“But [our work] has got to be free.”
Khan also says that his organization aims to be scrupulous in how it uses the data about students’ work. “One of the reasons why I wanted to be a nonprofit is that if you have some pressure from some bottom line, the temptation could be there to do shady things. And a core principle of ours is that we absolutely would never do anything with commercial shadiness [such as] selling or marketing the data. It’s off limits entirely. If we use it internally, our goal is only to use that data in ways that improve the student experience.”
Khan says that any students who want to remove their data from his system would have to contact his organization directly. “There isn’t a press-the-button way to do it,” he notes, “but we’d do that if someone requested it.”
If Khan Academy becomes seen as an effective way to prepare students to take the SAT, it could have a deeply disruptive impact on the test-prep business.
“We wanted [our SAT prep] to be a game changer,” Khan says, and data based on how students prepared for the March 2016 SAT suggest that it is already having an impact. The Khan Academy says that it had a million unique users of its “Official SAT Practice” leading up to the March 2016 SAT test. Of those who took the SAT and said they used Khan Academy's lessons to prepare, usage was fairly evenly distributed across different racial backgrounds. For instance, 68 percent of Asian students who took the SAT said they used the Official SAT Practice to prepare for the tests, followed by 65 percent of African-American students, 61 percent of Hispanic students, and 60 percent of white students surveyed. All told, the College Board reports that 460,000 students took the redesigned March exam.

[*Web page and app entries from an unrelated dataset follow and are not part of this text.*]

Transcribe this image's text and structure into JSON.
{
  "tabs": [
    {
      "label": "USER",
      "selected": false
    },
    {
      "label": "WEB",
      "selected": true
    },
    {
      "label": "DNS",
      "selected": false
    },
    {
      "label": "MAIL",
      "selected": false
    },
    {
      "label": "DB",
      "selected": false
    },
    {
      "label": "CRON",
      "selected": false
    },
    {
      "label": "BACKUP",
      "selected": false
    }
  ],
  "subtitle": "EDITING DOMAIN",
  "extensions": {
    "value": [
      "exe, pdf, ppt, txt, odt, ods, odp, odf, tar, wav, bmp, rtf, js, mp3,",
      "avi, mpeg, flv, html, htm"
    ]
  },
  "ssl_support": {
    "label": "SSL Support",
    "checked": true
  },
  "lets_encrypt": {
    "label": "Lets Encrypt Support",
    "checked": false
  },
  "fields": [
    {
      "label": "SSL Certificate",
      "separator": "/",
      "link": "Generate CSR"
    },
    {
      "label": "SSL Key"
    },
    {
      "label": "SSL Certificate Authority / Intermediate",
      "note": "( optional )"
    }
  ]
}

And from Coleman’s perspective, the College Board is doing its part, too, to level barriers that inhibit students from a broader swath of backgrounds from going to the top universities. "[We found that] if you’re in the top 10 percent of SAT scorers, but in the lowest socioeconomic group, there’s a 50 percent chance you don’t apply to college," Coleman told EdSurge. Now, the College Board provides low-income students with fee waivers to apply to school.
Yet are these changes deep enough? Will they help students learn and prepare for college?
“As long as more people want to go to a college than there are seats, there will be admissions ‘gates,’” Khan observes. “The key question is whether those gates are fair and look at the potential of the whole person. Standardized tests, like grades, essays, recommendations, extracurriculars or portfolios provide information on one dimension of a student's potential. Taken individually, each of these are imperfect measures, but put together admissions officers find them useful.”
“Focusing on the SAT, I think that anything we can do to make that measure more fair and equitable the better,” he says.
Coleman agrees, expressing fervent support of Khan’s philosophies, and adding that he plans to leverage his connections to bring a steady flow of funding into Khan Academy’s nonprofit bank account. That way, Khan can focus on continuing to support open education and keep all test prep materials free.
“I believe that one of the most important things we can do as a College Board is to make Khan Academy enduring,” he says.